Is that so bad? Well, no, not when you consider that maybe our fantasies are really brightly disguised goals on steroids. Unless of course the fantasies involve the demise of someone at work, then, well, find some help, ok?
But positive fantasies can tell us a lot about our wishes and dreams and dismissing them as nonsense may also help push our goals to the back of our minds (next to the dream of being the first person ever to have dinner with Bigfoot-in the forest, with wine, a nice Chablis, but I digress). So heck, let’s just descend into a positive fantasy world for a moment where we can let our volunteer manager minds run wild. What would we fantasize about?

  • A volunteer manager is chosen as CEO after the CEO quits in frustration while yelling, “No one, and I mean no one, except that amazing volunteer manager we have, what’s his name again, can do this job!!!”
  • At the all-staff end of year meeting, the award for ‘Supreme Being of All Things Non-Profit’ which is only given out once in the entire life of the organization, goes to…. YOU! And then, everyone would sit through fourteen hours of long speeches about how volunteer management saved the organization (dinner and yummy rainbow cupcakes would be served, of course, in between speeches).
  • At the annual volunteer appreciation luncheon, the CEO, when giving the welcome speech, says, “..and we couldn’t do it without our volunteers.” Then she stops and with a wink adds, “Wait, that’s just lip service. We really mean that and I will show you.” At that, the curtain opens and every staff member comes flooding out to mingle with the crowd of happy volunteers. There are hugs and tears and stories and neck massages and homemade cards and selfies that all culminate in the entire room singing “We Are The Champions” with locked arms. And no one would forget about it the next day.
  • The board of directors, in their quarterly meeting, all stand up in unison, rip up their prepared agendas and with one clear voice declare, “We hereby unanimously elect to increase the salary of our volunteer manager in proportion to the money saved by utilizing volunteer resources. Hey, that looks to be about $76,000, and that means no gala for at least five years, but what the heck, it’s worth it!”
  • At a new project exploratory meeting, one of the senior managers muses, “We need some fresh thinking from someone who has all the skills necessary to help us get this new project off the ground, someone who is creative, has people-skills, professional management ability, public speaking chops, mediation experience and is a darned nice person to boot!” At which every other manager moans that there is no such person on the planet and that same senior manager lifts up her hands and yells, “yes there is! Our volunteer coordinator!”

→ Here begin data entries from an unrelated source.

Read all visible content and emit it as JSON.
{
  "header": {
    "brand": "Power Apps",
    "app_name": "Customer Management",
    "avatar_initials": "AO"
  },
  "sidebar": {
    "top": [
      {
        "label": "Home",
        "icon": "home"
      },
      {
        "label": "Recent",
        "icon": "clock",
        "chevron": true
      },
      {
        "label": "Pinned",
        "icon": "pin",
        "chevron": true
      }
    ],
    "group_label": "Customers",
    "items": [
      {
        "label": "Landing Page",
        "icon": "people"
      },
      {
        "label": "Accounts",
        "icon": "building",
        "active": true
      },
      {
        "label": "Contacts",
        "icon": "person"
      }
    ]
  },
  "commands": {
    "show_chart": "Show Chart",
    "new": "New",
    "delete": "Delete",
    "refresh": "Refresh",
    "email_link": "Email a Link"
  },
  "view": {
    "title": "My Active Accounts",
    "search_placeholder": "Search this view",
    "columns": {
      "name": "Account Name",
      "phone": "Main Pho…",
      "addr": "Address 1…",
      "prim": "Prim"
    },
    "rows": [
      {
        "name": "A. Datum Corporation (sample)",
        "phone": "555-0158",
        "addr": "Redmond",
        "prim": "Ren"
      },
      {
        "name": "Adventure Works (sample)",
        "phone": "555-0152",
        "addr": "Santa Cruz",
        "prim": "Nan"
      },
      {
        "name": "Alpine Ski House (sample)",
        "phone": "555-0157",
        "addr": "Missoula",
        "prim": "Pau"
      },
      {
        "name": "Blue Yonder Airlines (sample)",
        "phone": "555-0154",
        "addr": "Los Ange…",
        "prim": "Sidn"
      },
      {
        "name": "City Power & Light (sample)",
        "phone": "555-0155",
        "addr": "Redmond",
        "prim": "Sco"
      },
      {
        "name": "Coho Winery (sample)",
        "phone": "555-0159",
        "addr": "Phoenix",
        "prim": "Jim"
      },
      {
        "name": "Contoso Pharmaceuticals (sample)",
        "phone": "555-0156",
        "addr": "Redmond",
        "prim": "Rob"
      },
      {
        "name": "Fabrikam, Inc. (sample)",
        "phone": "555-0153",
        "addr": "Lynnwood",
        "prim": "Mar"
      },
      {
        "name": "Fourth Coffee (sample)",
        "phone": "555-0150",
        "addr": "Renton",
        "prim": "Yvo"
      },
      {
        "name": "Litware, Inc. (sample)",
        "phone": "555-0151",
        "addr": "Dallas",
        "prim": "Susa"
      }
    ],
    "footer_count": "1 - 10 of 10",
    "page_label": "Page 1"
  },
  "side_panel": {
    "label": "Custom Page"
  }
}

Ahhhhhhhhh, I can’t stop smiling. That felt doggone delicious. But anyway, positive fantasies just might be an exaggeration of our heart’s desires. We can shut them out or we can turn them over in our heads and look at them as a springboard to work towards personal goals. Do we want more respect, salary, recognition, voice or any number of positive outcomes? What are your positive professional fantasies and how do you achieve these goals?

Hard work is not something that chases volunteer managers in nightmares. No, hard work is the stuff of our every day working lives. Our fantasy goals, once sorted out in logical thinking, will require that same hard work.

Don’t feel alone in fantasizing about positive changes. There is an entire community all around us of volunteer resource managers working to create positive change.

And we all fantasize too.